- [Problem statement]
Down to the last character, repeat the data that follows.
### Records shown ###
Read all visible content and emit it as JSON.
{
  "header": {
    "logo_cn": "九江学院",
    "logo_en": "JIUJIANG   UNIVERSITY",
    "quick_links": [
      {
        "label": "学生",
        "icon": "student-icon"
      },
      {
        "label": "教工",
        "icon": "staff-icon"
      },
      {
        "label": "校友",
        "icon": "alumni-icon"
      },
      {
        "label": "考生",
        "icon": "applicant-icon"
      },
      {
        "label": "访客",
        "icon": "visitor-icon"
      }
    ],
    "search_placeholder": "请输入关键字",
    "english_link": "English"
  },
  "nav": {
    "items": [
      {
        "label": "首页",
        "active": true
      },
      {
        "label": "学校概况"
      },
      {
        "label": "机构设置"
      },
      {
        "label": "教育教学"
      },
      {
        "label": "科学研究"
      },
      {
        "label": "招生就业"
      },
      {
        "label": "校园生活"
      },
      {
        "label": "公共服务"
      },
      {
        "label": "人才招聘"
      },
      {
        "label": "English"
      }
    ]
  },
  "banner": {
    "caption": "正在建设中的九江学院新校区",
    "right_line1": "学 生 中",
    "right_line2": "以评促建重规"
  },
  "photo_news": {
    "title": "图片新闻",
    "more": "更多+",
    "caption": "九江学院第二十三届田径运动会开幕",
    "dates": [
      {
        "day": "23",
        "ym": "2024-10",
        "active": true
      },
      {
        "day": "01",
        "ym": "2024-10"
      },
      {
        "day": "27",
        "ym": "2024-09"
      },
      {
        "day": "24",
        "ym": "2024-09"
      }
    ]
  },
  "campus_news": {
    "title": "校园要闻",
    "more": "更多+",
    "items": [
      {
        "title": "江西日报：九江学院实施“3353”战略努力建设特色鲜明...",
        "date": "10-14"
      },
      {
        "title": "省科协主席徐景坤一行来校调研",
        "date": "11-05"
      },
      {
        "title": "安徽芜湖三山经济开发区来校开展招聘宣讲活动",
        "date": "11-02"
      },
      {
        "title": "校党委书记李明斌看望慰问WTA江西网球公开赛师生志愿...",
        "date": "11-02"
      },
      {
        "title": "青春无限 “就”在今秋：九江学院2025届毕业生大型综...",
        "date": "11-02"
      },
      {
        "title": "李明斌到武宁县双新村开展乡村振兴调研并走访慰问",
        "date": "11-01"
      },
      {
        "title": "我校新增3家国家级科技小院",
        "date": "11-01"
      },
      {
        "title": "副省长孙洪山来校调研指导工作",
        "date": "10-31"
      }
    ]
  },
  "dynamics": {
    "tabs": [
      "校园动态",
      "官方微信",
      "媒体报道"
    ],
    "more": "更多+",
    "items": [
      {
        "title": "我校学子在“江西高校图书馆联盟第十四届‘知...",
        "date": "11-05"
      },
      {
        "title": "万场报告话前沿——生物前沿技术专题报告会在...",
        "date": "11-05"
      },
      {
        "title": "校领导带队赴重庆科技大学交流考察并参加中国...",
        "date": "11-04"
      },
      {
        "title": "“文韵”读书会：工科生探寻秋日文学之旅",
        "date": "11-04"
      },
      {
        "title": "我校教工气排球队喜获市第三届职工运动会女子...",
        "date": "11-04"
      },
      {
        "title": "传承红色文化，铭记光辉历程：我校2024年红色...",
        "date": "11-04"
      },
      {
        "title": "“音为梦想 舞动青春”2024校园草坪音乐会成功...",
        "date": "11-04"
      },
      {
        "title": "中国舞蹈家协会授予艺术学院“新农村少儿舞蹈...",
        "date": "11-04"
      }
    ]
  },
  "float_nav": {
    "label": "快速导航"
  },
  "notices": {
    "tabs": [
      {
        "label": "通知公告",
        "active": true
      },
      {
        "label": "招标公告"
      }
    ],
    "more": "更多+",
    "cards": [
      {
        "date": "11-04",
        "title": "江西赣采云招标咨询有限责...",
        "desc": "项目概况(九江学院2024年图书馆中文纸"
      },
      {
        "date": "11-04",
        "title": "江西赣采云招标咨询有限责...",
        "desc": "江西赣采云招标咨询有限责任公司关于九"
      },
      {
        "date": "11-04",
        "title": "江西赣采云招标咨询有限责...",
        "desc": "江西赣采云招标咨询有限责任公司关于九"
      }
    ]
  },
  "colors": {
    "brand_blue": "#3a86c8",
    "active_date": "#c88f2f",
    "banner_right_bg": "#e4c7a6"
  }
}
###
- [Answer box]
Read all visible content and emit it as JSON.
{
  "header": {
    "logo_cn": "九江学院",
    "logo_en": "JIUJIANG   UNIVERSITY",
    "quick_links": [
      {
        "label": "学生",
        "icon": "student-icon"
      },
      {
        "label": "教工",
        "icon": "staff-icon"
      },
      {
        "label": "校友",
        "icon": "alumni-icon"
      },
      {
        "label": "考生",
        "icon": "applicant-icon"
      },
      {
        "label": "访客",
        "icon": "visitor-icon"
      }
    ],
    "search_placeholder": "请输入关键字",
    "english_link": "English"
  },
  "nav": {
    "items": [
      {
        "label": "首页",
        "active": true
      },
      {
        "label": "学校概况"
      },
      {
        "label": "机构设置"
      },
      {
        "label": "教育教学"
      },
      {
        "label": "科学研究"
      },
      {
        "label": "招生就业"
      },
      {
        "label": "校园生活"
      },
      {
        "label": "公共服务"
      },
      {
        "label": "人才招聘"
      },
      {
        "label": "English"
      }
    ]
  },
  "banner": {
    "caption": "正在建设中的九江学院新校区",
    "right_line1": "学 生 中",
    "right_line2": "以评促建重规"
  },
  "photo_news": {
    "title": "图片新闻",
    "more": "更多+",
    "caption": "九江学院第二十三届田径运动会开幕",
    "dates": [
      {
        "day": "23",
        "ym": "2024-10",
        "active": true
      },
      {
        "day": "01",
        "ym": "2024-10"
      },
      {
        "day": "27",
        "ym": "2024-09"
      },
      {
        "day": "24",
        "ym": "2024-09"
      }
    ]
  },
  "campus_news": {
    "title": "校园要闻",
    "more": "更多+",
    "items": [
      {
        "title": "江西日报：九江学院实施“3353”战略努力建设特色鲜明...",
        "date": "10-14"
      },
      {
        "title": "省科协主席徐景坤一行来校调研",
        "date": "11-05"
      },
      {
        "title": "安徽芜湖三山经济开发区来校开展招聘宣讲活动",
        "date": "11-02"
      },
      {
        "title": "校党委书记李明斌看望慰问WTA江西网球公开赛师生志愿...",
        "date": "11-02"
      },
      {
        "title": "青春无限 “就”在今秋：九江学院2025届毕业生大型综...",
        "date": "11-02"
      },
      {
        "title": "李明斌到武宁县双新村开展乡村振兴调研并走访慰问",
        "date": "11-01"
      },
      {
        "title": "我校新增3家国家级科技小院",
        "date": "11-01"
      },
      {
        "title": "副省长孙洪山来校调研指导工作",
        "date": "10-31"
      }
    ]
  },
  "dynamics": {
    "tabs": [
      "校园动态",
      "官方微信",
      "媒体报道"
    ],
    "more": "更多+",
    "items": [
      {
        "title": "我校学子在“江西高校图书馆联盟第十四届‘知...",
        "date": "11-05"
      },
      {
        "title": "万场报告话前沿——生物前沿技术专题报告会在...",
        "date": "11-05"
      },
      {
        "title": "校领导带队赴重庆科技大学交流考察并参加中国...",
        "date": "11-04"
      },
      {
        "title": "“文韵”读书会：工科生探寻秋日文学之旅",
        "date": "11-04"
      },
      {
        "title": "我校教工气排球队喜获市第三届职工运动会女子...",
        "date": "11-04"
      },
      {
        "title": "传承红色文化，铭记光辉历程：我校2024年红色...",
        "date": "11-04"
      },
      {
        "title": "“音为梦想 舞动青春”2024校园草坪音乐会成功...",
        "date": "11-04"
      },
      {
        "title": "中国舞蹈家协会授予艺术学院“新农村少儿舞蹈...",
        "date": "11-04"
      }
    ]
  },
  "float_nav": {
    "label": "快速导航"
  },
  "notices": {
    "tabs": [
      {
        "label": "通知公告",
        "active": true
      },
      {
        "label": "招标公告"
      }
    ],
    "more": "更多+",
    "cards": [
      {
        "date": "11-04",
        "title": "江西赣采云招标咨询有限责...",
        "desc": "项目概况(九江学院2024年图书馆中文纸"
      },
      {
        "date": "11-04",
        "title": "江西赣采云招标咨询有限责...",
        "desc": "江西赣采云招标咨询有限责任公司关于九"
      },
      {
        "date": "11-04",
        "title": "江西赣采云招标咨询有限责...",
        "desc": "江西赣采云招标咨询有限责任公司关于九"
      }
    ]
  },
  "colors": {
    "brand_blue": "#3a86c8",
    "active_date": "#c88f2f",
    "banner_right_bg": "#e4c7a6"
  }
}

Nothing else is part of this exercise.